They are being sent letters telling them that a new European directive bans the traditional practice

2. French Need More Sleep (via Tim Blair)
FRENCH intellectuals have taken up a new cause, which they describe as a defining issue for modern society. They are calling for more sleep.

Philosophers, authors and scientists have joined forces to campaign for the right to nod off, arguing that tiredness is one of the greatest threats to the developed world, particularly France.

The French are turning into insomniacs who have forgotten the joy of snoozing as they strive to lead what they mistakenly believe to be fulfilling, dynamic lives, they say.

Fatigue, loss of concentration, irascibility, depression and an inability to have fun are among the consequences.

The intellectuals blame the problem on the spread of an Anglo-Saxon work-hard, play-hard culture, which leaves people too stressed to sleep, even when they try.

They say the syndrome is exacerbated in France by widespread anguish over globalisation, with people worrying their way through the night

3. Rules Don't Apply to Everyone
LONDON, England (CNN) -- Germany and France have avoided the threat of sanctions from the European Commission, despite breaching strict rules on budget deficits.

Both countries look set to break deficit limits for the third year in a row in 2004. Under the agreed rules, this should result in European Commission recommendations on budget management and heavy fines if the terms are not met.

But eurozone finance ministers have reached a compromise which requires Germany and France to give a political commitment to bring their budgets in line. Ministers also laid out budget cutting targets for both countries but these are below the cuts the Commission had wanted in place.

The EU executive is responsible for enforcing the pact, designed to promote confidence in eurozone finances and protect the credibility of the euro.

"The Commission deeply regrets that these proposals are not following the spirit and the rules of the stability and growth pact that was agreed to unanimously by the member states", said EU Monetary Affairs Commissioner Pedro Solbes.

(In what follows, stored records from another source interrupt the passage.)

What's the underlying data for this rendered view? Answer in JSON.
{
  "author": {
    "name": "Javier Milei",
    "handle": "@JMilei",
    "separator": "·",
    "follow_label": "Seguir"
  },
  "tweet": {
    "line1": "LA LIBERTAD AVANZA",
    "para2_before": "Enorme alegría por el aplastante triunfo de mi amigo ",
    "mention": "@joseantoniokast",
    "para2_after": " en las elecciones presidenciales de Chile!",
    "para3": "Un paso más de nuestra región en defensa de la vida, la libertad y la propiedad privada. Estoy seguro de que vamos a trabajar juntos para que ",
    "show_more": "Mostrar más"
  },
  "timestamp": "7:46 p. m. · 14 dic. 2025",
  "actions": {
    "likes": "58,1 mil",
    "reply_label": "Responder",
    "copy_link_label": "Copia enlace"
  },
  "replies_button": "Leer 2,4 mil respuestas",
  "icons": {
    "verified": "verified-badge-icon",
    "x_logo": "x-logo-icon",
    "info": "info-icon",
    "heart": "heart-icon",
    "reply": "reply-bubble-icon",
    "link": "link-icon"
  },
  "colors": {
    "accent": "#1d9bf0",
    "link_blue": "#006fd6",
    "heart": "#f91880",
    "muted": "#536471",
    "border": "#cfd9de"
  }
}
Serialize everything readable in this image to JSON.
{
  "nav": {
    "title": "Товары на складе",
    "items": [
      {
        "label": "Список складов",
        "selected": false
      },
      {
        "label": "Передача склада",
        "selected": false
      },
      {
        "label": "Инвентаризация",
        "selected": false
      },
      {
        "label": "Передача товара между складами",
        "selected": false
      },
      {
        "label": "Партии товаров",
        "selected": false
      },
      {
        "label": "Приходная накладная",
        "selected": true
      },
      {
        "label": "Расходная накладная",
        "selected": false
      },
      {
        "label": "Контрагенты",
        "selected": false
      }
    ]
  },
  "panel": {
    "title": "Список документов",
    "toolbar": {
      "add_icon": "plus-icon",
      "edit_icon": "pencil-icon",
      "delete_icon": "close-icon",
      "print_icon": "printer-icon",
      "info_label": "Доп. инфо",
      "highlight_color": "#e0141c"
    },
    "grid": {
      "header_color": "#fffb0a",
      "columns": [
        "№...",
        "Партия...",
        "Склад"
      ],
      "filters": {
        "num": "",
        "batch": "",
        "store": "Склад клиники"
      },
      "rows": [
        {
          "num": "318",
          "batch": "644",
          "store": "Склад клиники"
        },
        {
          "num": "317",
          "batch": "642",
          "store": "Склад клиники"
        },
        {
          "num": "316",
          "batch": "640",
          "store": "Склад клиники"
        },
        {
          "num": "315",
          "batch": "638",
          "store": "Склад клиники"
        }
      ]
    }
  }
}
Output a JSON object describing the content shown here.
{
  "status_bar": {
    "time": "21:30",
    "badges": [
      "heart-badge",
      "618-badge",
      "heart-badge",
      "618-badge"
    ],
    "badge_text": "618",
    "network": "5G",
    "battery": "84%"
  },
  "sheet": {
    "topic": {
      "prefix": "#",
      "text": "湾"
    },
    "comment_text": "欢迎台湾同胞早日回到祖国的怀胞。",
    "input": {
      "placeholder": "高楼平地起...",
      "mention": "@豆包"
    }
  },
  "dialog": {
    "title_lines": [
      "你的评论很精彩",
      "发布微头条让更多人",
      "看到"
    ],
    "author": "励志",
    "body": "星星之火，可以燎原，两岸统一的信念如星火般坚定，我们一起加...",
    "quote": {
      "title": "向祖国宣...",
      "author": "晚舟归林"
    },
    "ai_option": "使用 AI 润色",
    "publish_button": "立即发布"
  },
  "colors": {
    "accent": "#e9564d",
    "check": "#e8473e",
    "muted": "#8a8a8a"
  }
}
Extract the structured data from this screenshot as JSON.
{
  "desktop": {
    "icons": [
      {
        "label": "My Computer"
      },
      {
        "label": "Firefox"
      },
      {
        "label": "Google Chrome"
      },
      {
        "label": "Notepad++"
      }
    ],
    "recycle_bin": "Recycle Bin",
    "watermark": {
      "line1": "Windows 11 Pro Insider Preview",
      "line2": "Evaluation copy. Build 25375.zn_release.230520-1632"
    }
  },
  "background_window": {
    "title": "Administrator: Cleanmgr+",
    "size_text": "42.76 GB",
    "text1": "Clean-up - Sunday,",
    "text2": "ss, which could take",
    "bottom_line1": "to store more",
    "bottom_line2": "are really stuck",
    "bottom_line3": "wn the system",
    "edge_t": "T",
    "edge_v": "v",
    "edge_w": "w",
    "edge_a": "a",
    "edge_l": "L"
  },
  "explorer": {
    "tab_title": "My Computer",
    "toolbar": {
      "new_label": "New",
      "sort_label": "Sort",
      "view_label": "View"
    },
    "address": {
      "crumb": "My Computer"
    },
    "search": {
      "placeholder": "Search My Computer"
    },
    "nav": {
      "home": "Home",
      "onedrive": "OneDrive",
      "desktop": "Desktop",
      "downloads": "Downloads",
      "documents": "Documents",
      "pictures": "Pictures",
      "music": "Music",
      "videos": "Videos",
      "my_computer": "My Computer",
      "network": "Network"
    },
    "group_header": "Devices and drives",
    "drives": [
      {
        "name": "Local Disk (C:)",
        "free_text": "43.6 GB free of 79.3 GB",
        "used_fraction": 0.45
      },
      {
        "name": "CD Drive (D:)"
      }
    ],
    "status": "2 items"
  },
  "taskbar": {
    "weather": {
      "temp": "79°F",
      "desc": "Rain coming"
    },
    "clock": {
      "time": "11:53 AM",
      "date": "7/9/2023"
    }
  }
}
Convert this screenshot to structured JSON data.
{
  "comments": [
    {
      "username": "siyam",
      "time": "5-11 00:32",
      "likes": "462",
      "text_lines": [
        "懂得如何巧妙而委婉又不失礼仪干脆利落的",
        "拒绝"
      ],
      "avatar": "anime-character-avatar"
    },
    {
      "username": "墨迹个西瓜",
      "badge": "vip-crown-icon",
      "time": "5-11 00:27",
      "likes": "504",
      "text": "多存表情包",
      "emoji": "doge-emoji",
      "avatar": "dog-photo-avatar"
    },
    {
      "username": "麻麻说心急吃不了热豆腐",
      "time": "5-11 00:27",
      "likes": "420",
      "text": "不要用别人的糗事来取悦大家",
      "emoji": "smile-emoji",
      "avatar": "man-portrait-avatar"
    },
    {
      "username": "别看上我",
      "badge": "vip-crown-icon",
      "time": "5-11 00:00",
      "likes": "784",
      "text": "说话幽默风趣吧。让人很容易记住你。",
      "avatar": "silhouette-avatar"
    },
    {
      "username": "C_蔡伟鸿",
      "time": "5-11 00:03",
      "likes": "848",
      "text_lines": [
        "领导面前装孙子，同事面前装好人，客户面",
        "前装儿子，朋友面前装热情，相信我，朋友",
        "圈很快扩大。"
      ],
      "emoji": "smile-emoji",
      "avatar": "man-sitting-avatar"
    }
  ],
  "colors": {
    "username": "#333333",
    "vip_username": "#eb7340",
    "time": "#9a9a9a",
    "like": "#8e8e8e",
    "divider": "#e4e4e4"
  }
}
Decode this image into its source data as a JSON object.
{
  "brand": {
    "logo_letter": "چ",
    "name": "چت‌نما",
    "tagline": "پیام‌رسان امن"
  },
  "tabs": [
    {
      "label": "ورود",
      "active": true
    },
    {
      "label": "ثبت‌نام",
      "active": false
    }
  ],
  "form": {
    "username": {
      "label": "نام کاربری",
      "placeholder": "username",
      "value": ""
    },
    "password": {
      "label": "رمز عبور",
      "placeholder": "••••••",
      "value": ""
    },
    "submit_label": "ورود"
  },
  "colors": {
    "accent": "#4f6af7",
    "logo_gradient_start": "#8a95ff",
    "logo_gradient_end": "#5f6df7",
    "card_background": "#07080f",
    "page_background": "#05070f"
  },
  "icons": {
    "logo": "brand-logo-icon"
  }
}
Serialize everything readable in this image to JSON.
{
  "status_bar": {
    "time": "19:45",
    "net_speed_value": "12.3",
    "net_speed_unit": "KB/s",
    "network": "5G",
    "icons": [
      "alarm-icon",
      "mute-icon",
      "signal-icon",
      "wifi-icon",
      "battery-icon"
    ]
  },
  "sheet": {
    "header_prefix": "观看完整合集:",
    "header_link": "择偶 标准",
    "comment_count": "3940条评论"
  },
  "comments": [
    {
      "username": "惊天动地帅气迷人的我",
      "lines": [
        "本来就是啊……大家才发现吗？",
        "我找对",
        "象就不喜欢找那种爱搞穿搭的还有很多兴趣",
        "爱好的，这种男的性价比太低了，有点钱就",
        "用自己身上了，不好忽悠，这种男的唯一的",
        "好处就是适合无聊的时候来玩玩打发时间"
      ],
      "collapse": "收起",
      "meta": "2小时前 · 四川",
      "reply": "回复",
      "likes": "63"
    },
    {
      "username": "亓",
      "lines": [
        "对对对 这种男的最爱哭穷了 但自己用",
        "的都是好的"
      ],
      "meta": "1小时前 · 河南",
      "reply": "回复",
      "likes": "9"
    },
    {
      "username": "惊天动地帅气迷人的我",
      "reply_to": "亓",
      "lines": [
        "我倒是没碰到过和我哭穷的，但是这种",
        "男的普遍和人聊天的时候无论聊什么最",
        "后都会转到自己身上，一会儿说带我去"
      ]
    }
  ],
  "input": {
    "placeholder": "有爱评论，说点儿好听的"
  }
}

Several smaller countries are angered that two of the eurozone's biggest members have been allowed to sidestep rules they were instrumental in setting up.

"Portugal made strenuous efforts to abide by the terms of the pact and obviously that's one of the reasons why there's been as much pressure on Germany and France to comply as there has been... still the bottom line is, you end up with a bit of slippage," John Driffill at the Centre for Economic Policy Research told CNN.

4. Eurostat Scandal
Eurostat is accused of using a double accounting system and siphoning off large amounts of money into secret bank accounts outside the scrutiny of auditors.

Investigators discovered that the value of some contracts issued by Eurostat was artificially increased and others did not exist at all.

and it's still going on:
The EU's internal auditor, Jules Muis, told members of the European Parliament of his conclusion that there were still "pretty big problems" in the management of Eurostat.

His team of auditors had ascertained that Eurostat officials had held slush funds in so-called black accounts relating to hundreds of contracts.

But because records had been destroyed it had not been possible to assess the scale of the abuses.

5. Becoming a Giant DisneyLand (again..Tim Blair)
Member nations of the European Union have announced plans to discontinue their status as individual countries in order to merge into one giant theme park!

The new park will be called EuroWorld and will cover the entire continent of what is now known as Europe. The decision was made by the EU countries in response to their collective realization that no one in Europe has had an innovative idea in well over a century.